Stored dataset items

-- -- --

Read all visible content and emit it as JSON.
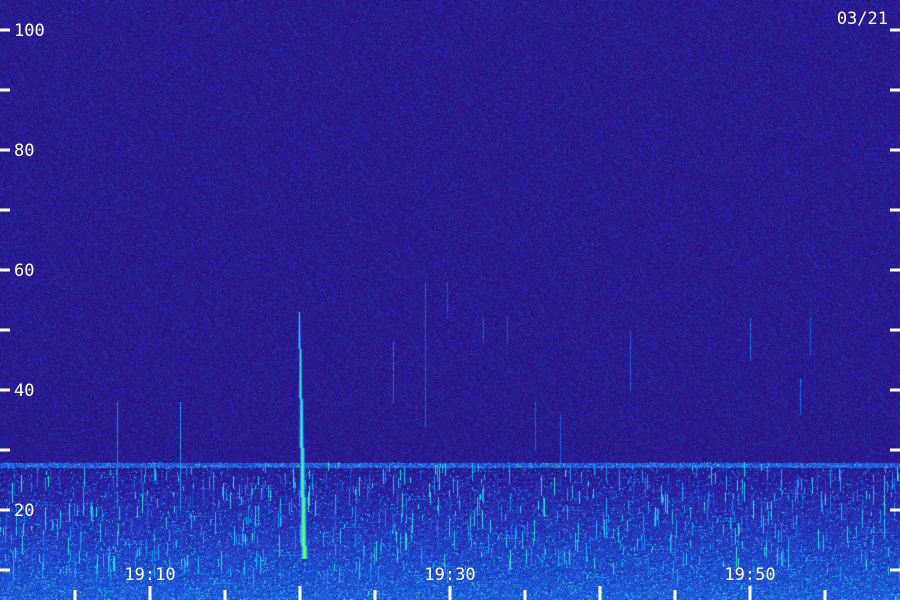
{
  "chart_data": {
    "type": "heatmap",
    "date_label": "03/21",
    "y_ticks": [
      {
        "value": 100,
        "label": "100"
      },
      {
        "value": 90,
        "label": ""
      },
      {
        "value": 80,
        "label": "80"
      },
      {
        "value": 70,
        "label": ""
      },
      {
        "value": 60,
        "label": "60"
      },
      {
        "value": 50,
        "label": ""
      },
      {
        "value": 40,
        "label": "40"
      },
      {
        "value": 30,
        "label": ""
      },
      {
        "value": 20,
        "label": "20"
      },
      {
        "value": 10,
        "label": ""
      }
    ],
    "x_ticks": [
      {
        "value": "19:10",
        "label": "19:10"
      },
      {
        "value": "19:20",
        "label": ""
      },
      {
        "value": "19:30",
        "label": "19:30"
      },
      {
        "value": "19:40",
        "label": ""
      },
      {
        "value": "19:50",
        "label": "19:50"
      }
    ],
    "x_range": [
      "19:05",
      "19:55"
    ],
    "y_range": [
      10,
      102
    ],
    "colormap": [
      "#2a0a56",
      "#2b1a9a",
      "#1e4fd6",
      "#1aa0ff",
      "#35e3c8",
      "#7dff5a"
    ],
    "features": {
      "background_level": 0.18,
      "noise_band": {
        "y_low": 10,
        "y_high": 28,
        "level": 0.55
      },
      "horizontal_line": {
        "y": 27.5,
        "level": 0.5
      },
      "strong_trace": {
        "x_start": "19:19:55",
        "x_end": "19:20:15",
        "y_low": 12,
        "y_high": 53,
        "level": 1.0
      },
      "faint_traces": [
        {
          "x": "19:07:50",
          "y_low": 24,
          "y_high": 38,
          "level": 0.45
        },
        {
          "x": "19:12:00",
          "y_low": 20,
          "y_high": 38,
          "level": 0.5
        },
        {
          "x": "19:26:10",
          "y_low": 38,
          "y_high": 48,
          "level": 0.4
        },
        {
          "x": "19:28:20",
          "y_low": 34,
          "y_high": 58,
          "level": 0.35
        },
        {
          "x": "19:29:50",
          "y_low": 52,
          "y_high": 58,
          "level": 0.3
        },
        {
          "x": "19:32:10",
          "y_low": 48,
          "y_high": 52,
          "level": 0.35
        },
        {
          "x": "19:33:50",
          "y_low": 48,
          "y_high": 52,
          "level": 0.35
        },
        {
          "x": "19:35:40",
          "y_low": 30,
          "y_high": 38,
          "level": 0.35
        },
        {
          "x": "19:37:20",
          "y_low": 28,
          "y_high": 36,
          "level": 0.35
        },
        {
          "x": "19:42:00",
          "y_low": 40,
          "y_high": 50,
          "level": 0.35
        },
        {
          "x": "19:50:00",
          "y_low": 45,
          "y_high": 52,
          "level": 0.4
        },
        {
          "x": "19:53:20",
          "y_low": 36,
          "y_high": 42,
          "level": 0.4
        },
        {
          "x": "19:54:00",
          "y_low": 46,
          "y_high": 52,
          "level": 0.35
        }
      ]
    }
  }
}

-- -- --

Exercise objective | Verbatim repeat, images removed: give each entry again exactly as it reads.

Task answer |
Read all visible content and emit it as JSON.
{
  "chart_data": {
    "type": "heatmap",
    "date_label": "03/21",
    "y_ticks": [
      {
        "value": 100,
        "label": "100"
      },
      {
        "value": 90,
        "label": ""
      },
      {
        "value": 80,
        "label": "80"
      },
      {
        "value": 70,
        "label": ""
      },
      {
        "value": 60,
        "label": "60"
      },
      {
        "value": 50,
        "label": ""
      },
      {
        "value": 40,
        "label": "40"
      },
      {
        "value": 30,
        "label": ""
      },
      {
        "value": 20,
        "label": "20"
      },
      {
        "value": 10,
        "label": ""
      }
    ],
    "x_ticks": [
      {
        "value": "19:10",
        "label": "19:10"
      },
      {
        "value": "19:20",
        "label": ""
      },
      {
        "value": "19:30",
        "label": "19:30"
      },
      {
        "value": "19:40",
        "label": ""
      },
      {
        "value": "19:50",
        "label": "19:50"
      }
    ],
    "x_range": [
      "19:05",
      "19:55"
    ],
    "y_range": [
      10,
      102
    ],
    "colormap": [
      "#2a0a56",
      "#2b1a9a",
      "#1e4fd6",
      "#1aa0ff",
      "#35e3c8",
      "#7dff5a"
    ],
    "features": {
      "background_level": 0.18,
      "noise_band": {
        "y_low": 10,
        "y_high": 28,
        "level": 0.55
      },
      "horizontal_line": {
        "y": 27.5,
        "level": 0.5
      },
      "strong_trace": {
        "x_start": "19:19:55",
        "x_end": "19:20:15",
        "y_low": 12,
        "y_high": 53,
        "level": 1.0
      },
      "faint_traces": [
        {
          "x": "19:07:50",
          "y_low": 24,
          "y_high": 38,
          "level": 0.45
        },
        {
          "x": "19:12:00",
          "y_low": 20,
          "y_high": 38,
          "level": 0.5
        },
        {
          "x": "19:26:10",
          "y_low": 38,
          "y_high": 48,
          "level": 0.4
        },
        {
          "x": "19:28:20",
          "y_low": 34,
          "y_high": 58,
          "level": 0.35
        },
        {
          "x": "19:29:50",
          "y_low": 52,
          "y_high": 58,
          "level": 0.3
        },
        {
          "x": "19:32:10",
          "y_low": 48,
          "y_high": 52,
          "level": 0.35
        },
        {
          "x": "19:33:50",
          "y_low": 48,
          "y_high": 52,
          "level": 0.35
        },
        {
          "x": "19:35:40",
          "y_low": 30,
          "y_high": 38,
          "level": 0.35
        },
        {
          "x": "19:37:20",
          "y_low": 28,
          "y_high": 36,
          "level": 0.35
        },
        {
          "x": "19:42:00",
          "y_low": 40,
          "y_high": 50,
          "level": 0.35
        },
        {
          "x": "19:50:00",
          "y_low": 45,
          "y_high": 52,
          "level": 0.4
        },
        {
          "x": "19:53:20",
          "y_low": 36,
          "y_high": 42,
          "level": 0.4
        },
        {
          "x": "19:54:00",
          "y_low": 46,
          "y_high": 52,
          "level": 0.35
        }
      ]
    }
  }
}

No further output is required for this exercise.